Some lights on your vehicle’s instrument panel inform you of needed maintenance. There are so many that it might be easy to ignore them. However, warnings alert you to potential car safety issues. Ignoring your vehicle’s dashboard lights could lead to engine damage or a car accident. Cars sold in the U.S. since 2012 have electronic stability control, but we’ll focus on the proprietary Vehicle Stability Assist (VSA) system in Honda and Acura vehicles. We’ll also explain how to understand what the VSA warning light is trying to tell you.
What is Vehicle Stability Assist?
Vehicle Stability Assist is a trademarked term Honda Motor Company applies to its electronic stability control system in Honda and Acura models. Essentially, electronic stability control systems use sensors to predict the loss of vehicle control due to a skid. When detected, the system reduces engine power and activates the antilock braking system, controlling each wheel independently to retain control.
Honda introduced VSA to the U.S. market in 2000 in the Acura RL sedan. However, VSA debuted in Japan in the Honda Accord in 1997. Finally, the 2005 Pilot and 2005 Odyssey were the first VSA-equipped Honda-branded vehicles sold in America.
What is the VSA light trying to tell you?
Honda’s VSA system uses wheel speed and steering-angle sensors to monitor vehicle stability. When the system detects a skid, the VSA Activation light illuminates to indicate the system is working to regain control. In most cases, you might not even know your car lost traction.
AutoZone says the VSA Activation light stays on whenever the system is manually turned off or if something prevents it from functioning correctly — for example, replacing the stock tires with the wrong size. Incorrectly sized tires rotate at different speeds, confusing the system into correcting a skid that’s not happening.
If the VSA Activation light appears alongside other warnings such as the VSA System, traction, or check engine light, it could mean one of the following:

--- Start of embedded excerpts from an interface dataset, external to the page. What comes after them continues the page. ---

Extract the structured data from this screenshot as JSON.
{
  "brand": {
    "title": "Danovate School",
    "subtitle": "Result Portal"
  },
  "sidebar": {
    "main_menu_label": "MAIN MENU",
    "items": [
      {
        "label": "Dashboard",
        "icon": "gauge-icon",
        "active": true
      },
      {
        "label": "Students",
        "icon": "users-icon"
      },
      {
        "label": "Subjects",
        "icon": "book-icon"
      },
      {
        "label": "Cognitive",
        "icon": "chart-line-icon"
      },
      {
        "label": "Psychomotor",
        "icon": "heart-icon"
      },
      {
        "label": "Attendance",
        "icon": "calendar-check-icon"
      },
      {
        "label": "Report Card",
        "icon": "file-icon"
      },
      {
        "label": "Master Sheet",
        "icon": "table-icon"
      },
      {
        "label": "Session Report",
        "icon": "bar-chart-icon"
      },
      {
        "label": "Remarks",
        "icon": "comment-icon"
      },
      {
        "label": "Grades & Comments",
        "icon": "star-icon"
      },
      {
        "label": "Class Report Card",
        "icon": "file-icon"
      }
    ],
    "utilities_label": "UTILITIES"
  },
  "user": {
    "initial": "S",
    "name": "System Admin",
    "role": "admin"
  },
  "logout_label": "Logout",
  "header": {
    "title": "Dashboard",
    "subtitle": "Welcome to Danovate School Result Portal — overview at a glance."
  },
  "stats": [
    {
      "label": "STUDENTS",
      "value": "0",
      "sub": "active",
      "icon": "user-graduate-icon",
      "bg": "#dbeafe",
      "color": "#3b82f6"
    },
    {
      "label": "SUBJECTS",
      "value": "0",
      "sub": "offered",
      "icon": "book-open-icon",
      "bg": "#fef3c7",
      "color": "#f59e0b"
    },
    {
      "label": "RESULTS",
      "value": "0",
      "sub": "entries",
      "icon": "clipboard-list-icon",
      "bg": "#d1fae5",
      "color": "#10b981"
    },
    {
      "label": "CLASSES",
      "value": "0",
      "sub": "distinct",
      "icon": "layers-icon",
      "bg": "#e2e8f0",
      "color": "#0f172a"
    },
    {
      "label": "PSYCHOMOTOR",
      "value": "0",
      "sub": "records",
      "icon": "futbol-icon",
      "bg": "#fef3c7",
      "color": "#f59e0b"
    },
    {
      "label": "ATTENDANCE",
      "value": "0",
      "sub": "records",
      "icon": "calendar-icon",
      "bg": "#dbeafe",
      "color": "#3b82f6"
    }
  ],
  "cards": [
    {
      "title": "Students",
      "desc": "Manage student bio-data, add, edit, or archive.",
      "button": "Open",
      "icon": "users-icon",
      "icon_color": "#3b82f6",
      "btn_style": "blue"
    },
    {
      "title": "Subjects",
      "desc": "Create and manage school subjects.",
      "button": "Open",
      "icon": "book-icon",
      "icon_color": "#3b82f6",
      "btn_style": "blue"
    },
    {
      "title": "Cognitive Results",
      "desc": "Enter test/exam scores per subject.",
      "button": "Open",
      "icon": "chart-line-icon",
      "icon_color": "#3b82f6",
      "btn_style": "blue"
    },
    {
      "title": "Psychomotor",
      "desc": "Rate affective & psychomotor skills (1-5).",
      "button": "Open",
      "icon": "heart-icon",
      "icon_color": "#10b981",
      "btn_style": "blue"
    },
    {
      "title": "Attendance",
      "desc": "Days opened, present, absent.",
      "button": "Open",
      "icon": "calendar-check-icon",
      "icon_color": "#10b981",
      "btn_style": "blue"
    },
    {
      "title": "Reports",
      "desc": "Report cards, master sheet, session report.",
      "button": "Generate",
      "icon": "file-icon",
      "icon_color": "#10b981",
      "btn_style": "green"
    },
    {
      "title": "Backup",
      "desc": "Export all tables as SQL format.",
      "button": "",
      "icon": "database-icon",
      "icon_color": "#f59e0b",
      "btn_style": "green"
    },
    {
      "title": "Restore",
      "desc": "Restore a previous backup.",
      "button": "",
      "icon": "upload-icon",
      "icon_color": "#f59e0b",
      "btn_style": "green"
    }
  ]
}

- If both VSA lights stay on with or without the check engine light, the system requires service by a qualified mechanic.
- If the VSA indicator illuminates with the traction control light, the car is experiencing a traction loss.
- If the VSA light flashes, the system is on and activated.
What should you do if your VSA light comes on?
If you’re driving and the VSA light flashes on for a few seconds, it usually means the vehicle has partially lost traction. In this case, take your foot off the accelerator and remain calm. Once the car regains traction, the light will go off, and you can proceed with caution.
In an extended traction-loss event, you might feel the vehicle slipping sideways. In this case, take evasive action and steer into the skid. If you are unsure what to do to prevent losing control on slippery surfaces, take a driving course or practice driving in the snow.
If your VSA light stays on without traction loss, it might need a reset. In some cases, parking in a safe spot and restarting your car’s engine might clear the VSA indicator. However, a faulty part in the system could prevent proper operation and leave you unprotected in a dangerous situation. In any case, pay attention anytime your car’s VSA light comes on.